Another oldie but goodie

by stryson

This is an exchange that I particularly love, from the 2008-09 school  year. (I didn’t write a date on this post-it.)

Student: “How many exclamation points should I put?”

Teacher: “3.”

Student: “I’m a little late for 3.”

The class laughs.

Student: “I have……. 40.”

July 9, 2011

Music Games

by stryson

While looking for educational games, I came across a couple of music games that can be useful.

The first, Musical Notes, tests one’s ability to read notes in sheet music. It’s important to note that they give you only one octave of a keyboard – middle c and the c in the middle of the staff are both played on the same key in this game. Be careful in level 3 – they bring in bass clef!

The second game is TRICKY, and I only recommend it to those with some amount of ear training experience and/or a whole lot of patience. The game is called Music Memory. The only gripe I really have with this game is that I wish they’d give an example of “do” before each challenge. I have great relative pitch, but picking out the starting note several challenges in was the hardest part for me.

July 8, 2011

Typing Monster

by stryson

As part of our computer program at school, we require the students to learn typing. We mostly use Type to Learn 3 and Typer Shark, but I like finding games to supplement those.  This one seems quite fun: Typing Monster.

July 7, 2011

Resource: Social Studies

by stryson

Ben’s Guide to U.S. Government for Kids

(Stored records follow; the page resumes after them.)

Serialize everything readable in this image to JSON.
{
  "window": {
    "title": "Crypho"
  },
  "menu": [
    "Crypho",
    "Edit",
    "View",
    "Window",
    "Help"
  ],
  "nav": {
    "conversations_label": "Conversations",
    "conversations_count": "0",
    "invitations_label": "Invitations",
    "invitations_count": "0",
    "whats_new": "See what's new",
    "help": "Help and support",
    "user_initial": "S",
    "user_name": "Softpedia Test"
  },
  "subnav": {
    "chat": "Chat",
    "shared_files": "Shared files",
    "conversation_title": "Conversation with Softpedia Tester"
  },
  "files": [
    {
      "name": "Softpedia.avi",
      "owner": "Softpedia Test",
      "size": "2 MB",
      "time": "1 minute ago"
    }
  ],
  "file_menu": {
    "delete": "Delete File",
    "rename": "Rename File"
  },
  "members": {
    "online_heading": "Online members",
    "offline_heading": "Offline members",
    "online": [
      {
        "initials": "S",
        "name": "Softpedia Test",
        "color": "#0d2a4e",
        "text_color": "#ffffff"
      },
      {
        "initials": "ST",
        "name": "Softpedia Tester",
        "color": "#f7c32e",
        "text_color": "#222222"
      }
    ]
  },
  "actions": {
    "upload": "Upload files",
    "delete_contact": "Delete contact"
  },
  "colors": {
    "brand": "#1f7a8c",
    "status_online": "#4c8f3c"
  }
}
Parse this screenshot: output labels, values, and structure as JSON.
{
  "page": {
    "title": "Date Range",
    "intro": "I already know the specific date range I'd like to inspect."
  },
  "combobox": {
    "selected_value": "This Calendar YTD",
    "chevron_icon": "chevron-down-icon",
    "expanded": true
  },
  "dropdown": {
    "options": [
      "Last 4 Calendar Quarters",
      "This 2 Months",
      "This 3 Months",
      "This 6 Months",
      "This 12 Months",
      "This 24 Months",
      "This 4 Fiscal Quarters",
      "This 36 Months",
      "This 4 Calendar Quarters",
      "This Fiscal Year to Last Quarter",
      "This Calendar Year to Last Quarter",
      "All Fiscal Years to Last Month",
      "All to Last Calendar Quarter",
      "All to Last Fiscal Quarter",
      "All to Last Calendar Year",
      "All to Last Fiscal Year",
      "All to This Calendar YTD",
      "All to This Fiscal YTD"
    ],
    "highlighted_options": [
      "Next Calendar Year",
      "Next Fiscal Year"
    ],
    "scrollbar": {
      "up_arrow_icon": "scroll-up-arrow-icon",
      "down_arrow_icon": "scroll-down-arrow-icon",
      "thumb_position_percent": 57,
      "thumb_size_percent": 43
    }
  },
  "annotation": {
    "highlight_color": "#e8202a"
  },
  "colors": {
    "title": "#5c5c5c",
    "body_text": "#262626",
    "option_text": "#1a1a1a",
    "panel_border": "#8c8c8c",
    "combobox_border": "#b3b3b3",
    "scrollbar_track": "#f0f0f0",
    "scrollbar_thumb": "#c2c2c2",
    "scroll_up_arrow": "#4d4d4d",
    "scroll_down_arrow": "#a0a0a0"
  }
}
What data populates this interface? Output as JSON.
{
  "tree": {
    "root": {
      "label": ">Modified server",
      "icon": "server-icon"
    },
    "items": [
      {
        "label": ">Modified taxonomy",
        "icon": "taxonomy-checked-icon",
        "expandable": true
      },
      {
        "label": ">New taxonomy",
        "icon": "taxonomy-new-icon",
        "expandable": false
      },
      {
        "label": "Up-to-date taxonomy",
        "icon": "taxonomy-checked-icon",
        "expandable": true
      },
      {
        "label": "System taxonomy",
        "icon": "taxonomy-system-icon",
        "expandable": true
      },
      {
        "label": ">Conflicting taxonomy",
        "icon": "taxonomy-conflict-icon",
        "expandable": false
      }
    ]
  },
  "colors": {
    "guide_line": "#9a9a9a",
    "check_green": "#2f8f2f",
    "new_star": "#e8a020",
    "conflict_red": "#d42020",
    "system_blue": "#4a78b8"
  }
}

This site has useful resources for Social Studies classes at all grade levels.  The games are really ideal for the upper grades of elementary school and lower grades of middle school, but the resources throughout the  rest of the page are pretty well adjusted for the grade levels they want to serve. I’m biased, since I have one, but I think this site would be most ideally used on the smart board, working together as a group.  I found out about this website from a girl in my third grade social studies class during the 2010-11 school year. That class became particularly obsessed with the map games on the site, which can be found here.